Modernizing can also be a more affordable way to turn existing software assets into modern applications with new uses. It’s a slow, but sure way to transition from one system to another over an unspecified period – all without causing too much disruption or productivity or financial losses.
Finally, you can use app modernization to turn a legacy application into an efficient software-as-a-service (SaaS) for a vast user base or multi-location teams.
Now, let’s see how modernizing legacy application works in practice…
What are Some Examples of Application Modernization?
Imagine the impact of any of the following:
- You place your application into a modern interface – without changing how it works – to make it more intuitive for younger employees.
- You change a legacy application’s programming language to a more web-friendly one so that you can take advantage of the digital movement.
- You move an on-premise application to the cloud to make it a native web app that your remote teams can log into securely from anywhere, at any time.
- You repurpose an old program because the underlying operating system or system hardware is no longer compatible, despite the legacy app holding considerable value.
- You update an application’s framework to migrate it to a cloud-based platform where you can take advantage of the provider’s more capable infrastructure to improve your customer experience.
But this list isn’t exhaustive. These are just five examples – you may have many more reasons for upgrading your existing application.
How Do You Modernize a Legacy System?
When it comes to application modernization approaches, you can rehost, refactor, or replatform legacy software to make it more useful, efficient, and last longer.
Rehosting is the process of migrating an application from an older framework to a newer environment, without making significant changes to how it works.
If your core business operations tie too tightly to most aspects of the application, you may consider this method – also known as the ‘lift and shift’ migration approach.
Refactoring is the process of restructuring or rewriting significant legacy code so you can derive new uses or make it run on an entirely new platform. With this approach, you can make major changes to how the software works, making refactoring the closest you can get to new application development.
- Through refactoring, you can make your application more portable and scalable by implementing containerization technology.
- You can also reconfigure your extensive application into smaller, more independent units using microservices.

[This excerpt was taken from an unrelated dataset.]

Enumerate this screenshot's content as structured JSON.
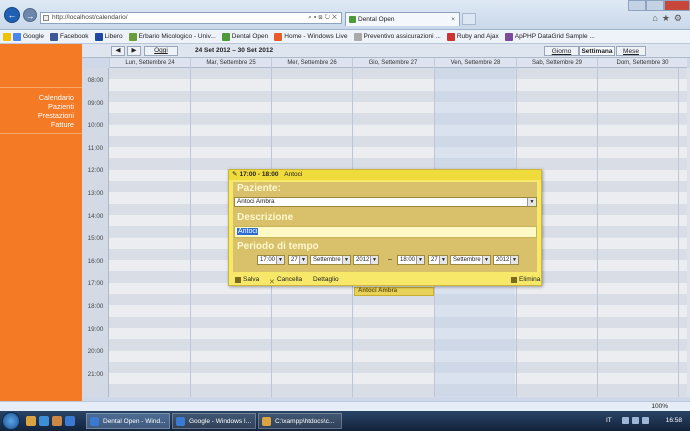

- You can also even incorporate automation or orchestration to help the program run sophisticated tools with minimal human input, especially at scale.
Replatforming involves upgrading specific aspects of an old application to make it work on a new platform. It can be as simple as upgrading its backend database, making replatforming the ‘sweet spot’ between making major changes (refactoring) and playing it safe (rehosting).
Ultimately, however, the best application modernization strategy for your organization will depend on your specific needs. Talk to your legacy application service or IT partner about your current and future goals. That way, you can brainstorm the best application modernization tools for those needs.
If you need help understanding what is software application modernization, reach out to the experts at Simpat Tech. We’re happy to take a look at your specific situation and offer our suggestions on the best approach to your modernization project.